AT&T has inked a deal to buy DirectTV, the carrier has confirmed, spending $48.5bn to grab the pay TV service in what it says will be an unprecedented evolution in on-demand video. The agreement, a mixture of cash and stock, will be used to push non-cable broadband into new areas, as well as deliver premium TV content for whose who don't necessarily want traditional service.
Chatter of the potential deal had been circulating for some time, with sources saying earlier this weekend that it was official in all but final announcement.
Of course, there's regulatory approval to be found first, though both companies already work together to offer companion services to their customers. For AT&T, it's an opportunity to bolster its TV portfolio, particularly when it comes to NFL Sunday Ticket, a DirectTV exclusive, for NFL games offered across TVs, mobile devices, and on the desktop.
For DirectTV, it's an opportunity to reach a greater footprint of broadband users. The company also has agreements for providing in-flight content.
Meanwhile, AT&T also says it will continue to commit to the 2010 Net Neutrality protections, for a period of three years subsequent to the deal closing.
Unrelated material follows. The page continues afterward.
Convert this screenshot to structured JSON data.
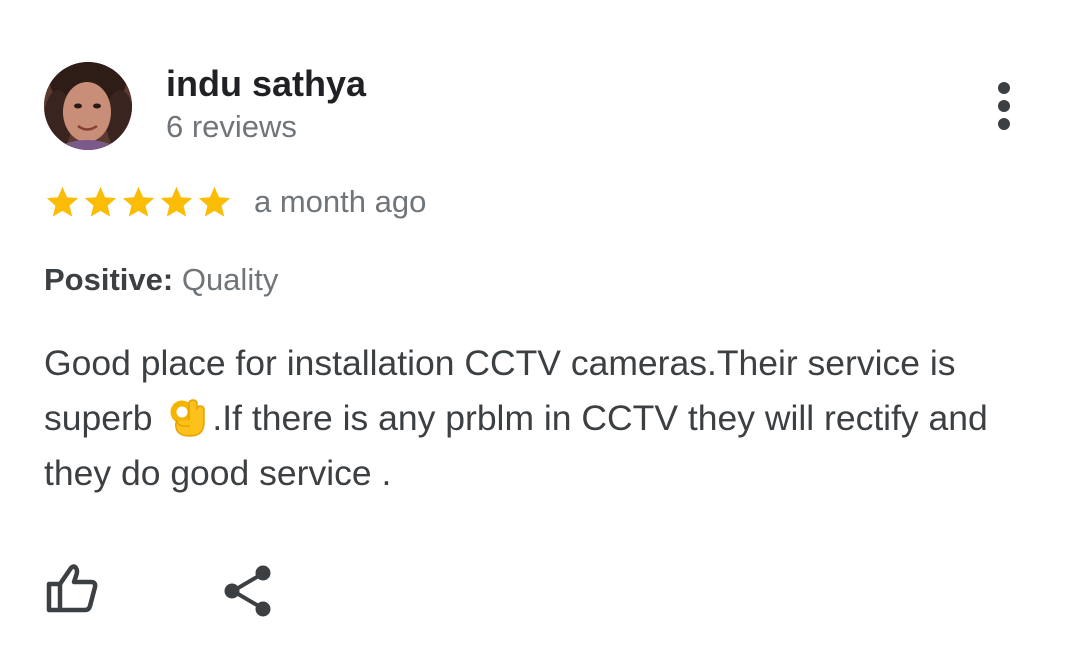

It still intends to splash out on the upcoming FCC spectrum auctions.
The transaction is expected to close within a year.